EXERCISE INSTRUCTIONS:
Below are some records; each one is to be set down again exactly.
==== INPUT FOR THIS TASK
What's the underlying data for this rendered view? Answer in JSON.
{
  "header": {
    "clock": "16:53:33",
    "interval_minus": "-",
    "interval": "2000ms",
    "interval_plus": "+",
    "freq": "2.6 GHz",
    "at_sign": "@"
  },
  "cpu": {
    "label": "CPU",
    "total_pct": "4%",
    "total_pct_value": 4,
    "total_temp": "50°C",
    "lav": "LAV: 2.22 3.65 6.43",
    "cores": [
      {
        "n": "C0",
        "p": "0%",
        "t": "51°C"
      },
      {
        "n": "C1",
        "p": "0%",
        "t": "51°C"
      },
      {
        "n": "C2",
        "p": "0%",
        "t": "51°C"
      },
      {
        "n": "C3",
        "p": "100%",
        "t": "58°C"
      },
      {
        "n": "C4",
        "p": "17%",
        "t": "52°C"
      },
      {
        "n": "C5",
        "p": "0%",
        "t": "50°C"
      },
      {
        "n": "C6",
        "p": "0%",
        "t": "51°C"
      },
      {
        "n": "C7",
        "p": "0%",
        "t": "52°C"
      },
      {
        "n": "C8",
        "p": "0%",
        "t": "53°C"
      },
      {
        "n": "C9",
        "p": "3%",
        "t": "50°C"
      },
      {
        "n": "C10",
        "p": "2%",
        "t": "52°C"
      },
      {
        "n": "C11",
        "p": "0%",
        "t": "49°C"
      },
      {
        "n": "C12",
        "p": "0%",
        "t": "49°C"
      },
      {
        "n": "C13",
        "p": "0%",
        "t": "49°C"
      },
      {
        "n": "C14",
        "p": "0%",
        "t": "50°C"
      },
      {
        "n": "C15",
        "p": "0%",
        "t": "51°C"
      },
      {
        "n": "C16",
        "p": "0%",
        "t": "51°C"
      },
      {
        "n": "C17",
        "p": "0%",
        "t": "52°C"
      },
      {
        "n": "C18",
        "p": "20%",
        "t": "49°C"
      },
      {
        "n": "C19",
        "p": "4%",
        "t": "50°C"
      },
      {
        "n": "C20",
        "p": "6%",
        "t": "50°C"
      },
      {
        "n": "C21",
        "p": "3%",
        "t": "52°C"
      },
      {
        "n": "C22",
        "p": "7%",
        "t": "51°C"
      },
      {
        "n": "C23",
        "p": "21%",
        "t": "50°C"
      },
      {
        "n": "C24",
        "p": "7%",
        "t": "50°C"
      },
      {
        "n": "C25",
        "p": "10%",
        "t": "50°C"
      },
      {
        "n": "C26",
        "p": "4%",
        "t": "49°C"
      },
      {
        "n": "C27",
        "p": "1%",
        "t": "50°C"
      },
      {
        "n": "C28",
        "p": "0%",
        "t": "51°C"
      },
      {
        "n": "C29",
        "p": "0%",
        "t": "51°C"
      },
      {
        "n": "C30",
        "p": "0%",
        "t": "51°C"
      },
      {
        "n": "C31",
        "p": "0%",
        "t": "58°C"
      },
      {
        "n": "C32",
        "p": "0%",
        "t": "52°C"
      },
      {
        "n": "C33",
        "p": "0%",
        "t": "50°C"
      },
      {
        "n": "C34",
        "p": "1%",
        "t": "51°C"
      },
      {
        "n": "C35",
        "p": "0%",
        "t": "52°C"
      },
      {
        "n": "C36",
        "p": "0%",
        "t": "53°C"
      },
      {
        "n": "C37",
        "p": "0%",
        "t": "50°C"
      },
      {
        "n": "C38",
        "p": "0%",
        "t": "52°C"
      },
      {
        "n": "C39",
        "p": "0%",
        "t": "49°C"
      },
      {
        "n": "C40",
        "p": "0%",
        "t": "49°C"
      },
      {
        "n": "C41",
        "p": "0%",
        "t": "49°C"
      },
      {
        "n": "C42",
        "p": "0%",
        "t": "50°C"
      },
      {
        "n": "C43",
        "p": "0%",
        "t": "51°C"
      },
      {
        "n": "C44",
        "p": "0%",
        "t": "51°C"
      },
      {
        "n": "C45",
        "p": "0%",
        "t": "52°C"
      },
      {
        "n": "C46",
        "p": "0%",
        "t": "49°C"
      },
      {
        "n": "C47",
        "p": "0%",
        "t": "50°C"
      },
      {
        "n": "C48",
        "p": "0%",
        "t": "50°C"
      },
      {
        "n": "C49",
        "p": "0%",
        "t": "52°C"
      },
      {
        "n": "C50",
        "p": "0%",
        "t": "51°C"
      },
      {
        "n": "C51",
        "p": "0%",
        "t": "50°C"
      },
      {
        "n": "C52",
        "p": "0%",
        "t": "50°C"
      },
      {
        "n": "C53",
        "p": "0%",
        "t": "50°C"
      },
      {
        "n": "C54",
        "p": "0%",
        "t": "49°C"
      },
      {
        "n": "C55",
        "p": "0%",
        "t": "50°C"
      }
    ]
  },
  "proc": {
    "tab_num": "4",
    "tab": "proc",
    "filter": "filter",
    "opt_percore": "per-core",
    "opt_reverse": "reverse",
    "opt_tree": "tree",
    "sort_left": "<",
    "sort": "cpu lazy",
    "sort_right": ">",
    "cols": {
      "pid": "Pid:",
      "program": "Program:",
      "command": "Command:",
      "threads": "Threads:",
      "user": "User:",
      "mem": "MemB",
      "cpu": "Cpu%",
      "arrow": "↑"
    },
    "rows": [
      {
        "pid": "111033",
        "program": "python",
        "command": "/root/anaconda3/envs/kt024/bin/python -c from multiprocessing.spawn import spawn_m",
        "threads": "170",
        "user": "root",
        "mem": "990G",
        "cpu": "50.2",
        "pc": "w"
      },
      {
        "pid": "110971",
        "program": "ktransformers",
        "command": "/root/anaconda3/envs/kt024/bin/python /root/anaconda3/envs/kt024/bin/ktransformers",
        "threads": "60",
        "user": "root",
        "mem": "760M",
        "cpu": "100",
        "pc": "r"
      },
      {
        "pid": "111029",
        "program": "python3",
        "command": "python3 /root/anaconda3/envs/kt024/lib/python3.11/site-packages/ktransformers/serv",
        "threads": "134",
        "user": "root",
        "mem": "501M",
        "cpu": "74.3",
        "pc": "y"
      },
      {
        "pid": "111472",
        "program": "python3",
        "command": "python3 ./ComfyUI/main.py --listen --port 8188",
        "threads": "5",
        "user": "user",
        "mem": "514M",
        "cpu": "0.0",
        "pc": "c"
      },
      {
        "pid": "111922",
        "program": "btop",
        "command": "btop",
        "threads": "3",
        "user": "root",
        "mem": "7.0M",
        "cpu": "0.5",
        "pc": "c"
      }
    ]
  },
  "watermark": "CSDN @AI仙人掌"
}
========
RESPONSE:
What's the underlying data for this rendered view? Answer in JSON.
{
  "header": {
    "clock": "16:53:33",
    "interval_minus": "-",
    "interval": "2000ms",
    "interval_plus": "+",
    "freq": "2.6 GHz",
    "at_sign": "@"
  },
  "cpu": {
    "label": "CPU",
    "total_pct": "4%",
    "total_pct_value": 4,
    "total_temp": "50°C",
    "lav": "LAV: 2.22 3.65 6.43",
    "cores": [
      {
        "n": "C0",
        "p": "0%",
        "t": "51°C"
      },
      {
        "n": "C1",
        "p": "0%",
        "t": "51°C"
      },
      {
        "n": "C2",
        "p": "0%",
        "t": "51°C"
      },
      {
        "n": "C3",
        "p": "100%",
        "t": "58°C"
      },
      {
        "n": "C4",
        "p": "17%",
        "t": "52°C"
      },
      {
        "n": "C5",
        "p": "0%",
        "t": "50°C"
      },
      {
        "n": "C6",
        "p": "0%",
        "t": "51°C"
      },
      {
        "n": "C7",
        "p": "0%",
        "t": "52°C"
      },
      {
        "n": "C8",
        "p": "0%",
        "t": "53°C"
      },
      {
        "n": "C9",
        "p": "3%",
        "t": "50°C"
      },
      {
        "n": "C10",
        "p": "2%",
        "t": "52°C"
      },
      {
        "n": "C11",
        "p": "0%",
        "t": "49°C"
      },
      {
        "n": "C12",
        "p": "0%",
        "t": "49°C"
      },
      {
        "n": "C13",
        "p": "0%",
        "t": "49°C"
      },
      {
        "n": "C14",
        "p": "0%",
        "t": "50°C"
      },
      {
        "n": "C15",
        "p": "0%",
        "t": "51°C"
      },
      {
        "n": "C16",
        "p": "0%",
        "t": "51°C"
      },
      {
        "n": "C17",
        "p": "0%",
        "t": "52°C"
      },
      {
        "n": "C18",
        "p": "20%",
        "t": "49°C"
      },
      {
        "n": "C19",
        "p": "4%",
        "t": "50°C"
      },
      {
        "n": "C20",
        "p": "6%",
        "t": "50°C"
      },
      {
        "n": "C21",
        "p": "3%",
        "t": "52°C"
      },
      {
        "n": "C22",
        "p": "7%",
        "t": "51°C"
      },
      {
        "n": "C23",
        "p": "21%",
        "t": "50°C"
      },
      {
        "n": "C24",
        "p": "7%",
        "t": "50°C"
      },
      {
        "n": "C25",
        "p": "10%",
        "t": "50°C"
      },
      {
        "n": "C26",
        "p": "4%",
        "t": "49°C"
      },
      {
        "n": "C27",
        "p": "1%",
        "t": "50°C"
      },
      {
        "n": "C28",
        "p": "0%",
        "t": "51°C"
      },
      {
        "n": "C29",
        "p": "0%",
        "t": "51°C"
      },
      {
        "n": "C30",
        "p": "0%",
        "t": "51°C"
      },
      {
        "n": "C31",
        "p": "0%",
        "t": "58°C"
      },
      {
        "n": "C32",
        "p": "0%",
        "t": "52°C"
      },
      {
        "n": "C33",
        "p": "0%",
        "t": "50°C"
      },
      {
        "n": "C34",
        "p": "1%",
        "t": "51°C"
      },
      {
        "n": "C35",
        "p": "0%",
        "t": "52°C"
      },
      {
        "n": "C36",
        "p": "0%",
        "t": "53°C"
      },
      {
        "n": "C37",
        "p": "0%",
        "t": "50°C"
      },
      {
        "n": "C38",
        "p": "0%",
        "t": "52°C"
      },
      {
        "n": "C39",
        "p": "0%",
        "t": "49°C"
      },
      {
        "n": "C40",
        "p": "0%",
        "t": "49°C"
      },
      {
        "n": "C41",
        "p": "0%",
        "t": "49°C"
      },
      {
        "n": "C42",
        "p": "0%",
        "t": "50°C"
      },
      {
        "n": "C43",
        "p": "0%",
        "t": "51°C"
      },
      {
        "n": "C44",
        "p": "0%",
        "t": "51°C"
      },
      {
        "n": "C45",
        "p": "0%",
        "t": "52°C"
      },
      {
        "n": "C46",
        "p": "0%",
        "t": "49°C"
      },
      {
        "n": "C47",
        "p": "0%",
        "t": "50°C"
      },
      {
        "n": "C48",
        "p": "0%",
        "t": "50°C"
      },
      {
        "n": "C49",
        "p": "0%",
        "t": "52°C"
      },
      {
        "n": "C50",
        "p": "0%",
        "t": "51°C"
      },
      {
        "n": "C51",
        "p": "0%",
        "t": "50°C"
      },
      {
        "n": "C52",
        "p": "0%",
        "t": "50°C"
      },
      {
        "n": "C53",
        "p": "0%",
        "t": "50°C"
      },
      {
        "n": "C54",
        "p": "0%",
        "t": "49°C"
      },
      {
        "n": "C55",
        "p": "0%",
        "t": "50°C"
      }
    ]
  },
  "proc": {
    "tab_num": "4",
    "tab": "proc",
    "filter": "filter",
    "opt_percore": "per-core",
    "opt_reverse": "reverse",
    "opt_tree": "tree",
    "sort_left": "<",
    "sort": "cpu lazy",
    "sort_right": ">",
    "cols": {
      "pid": "Pid:",
      "program": "Program:",
      "command": "Command:",
      "threads": "Threads:",
      "user": "User:",
      "mem": "MemB",
      "cpu": "Cpu%",
      "arrow": "↑"
    },
    "rows": [
      {
        "pid": "111033",
        "program": "python",
        "command": "/root/anaconda3/envs/kt024/bin/python -c from multiprocessing.spawn import spawn_m",
        "threads": "170",
        "user": "root",
        "mem": "990G",
        "cpu": "50.2",
        "pc": "w"
      },
      {
        "pid": "110971",
        "program": "ktransformers",
        "command": "/root/anaconda3/envs/kt024/bin/python /root/anaconda3/envs/kt024/bin/ktransformers",
        "threads": "60",
        "user": "root",
        "mem": "760M",
        "cpu": "100",
        "pc": "r"
      },
      {
        "pid": "111029",
        "program": "python3",
        "command": "python3 /root/anaconda3/envs/kt024/lib/python3.11/site-packages/ktransformers/serv",
        "threads": "134",
        "user": "root",
        "mem": "501M",
        "cpu": "74.3",
        "pc": "y"
      },
      {
        "pid": "111472",
        "program": "python3",
        "command": "python3 ./ComfyUI/main.py --listen --port 8188",
        "threads": "5",
        "user": "user",
        "mem": "514M",
        "cpu": "0.0",
        "pc": "c"
      },
      {
        "pid": "111922",
        "program": "btop",
        "command": "btop",
        "threads": "3",
        "user": "root",
        "mem": "7.0M",
        "cpu": "0.5",
        "pc": "c"
      }
    ]
  },
  "watermark": "CSDN @AI仙人掌"
}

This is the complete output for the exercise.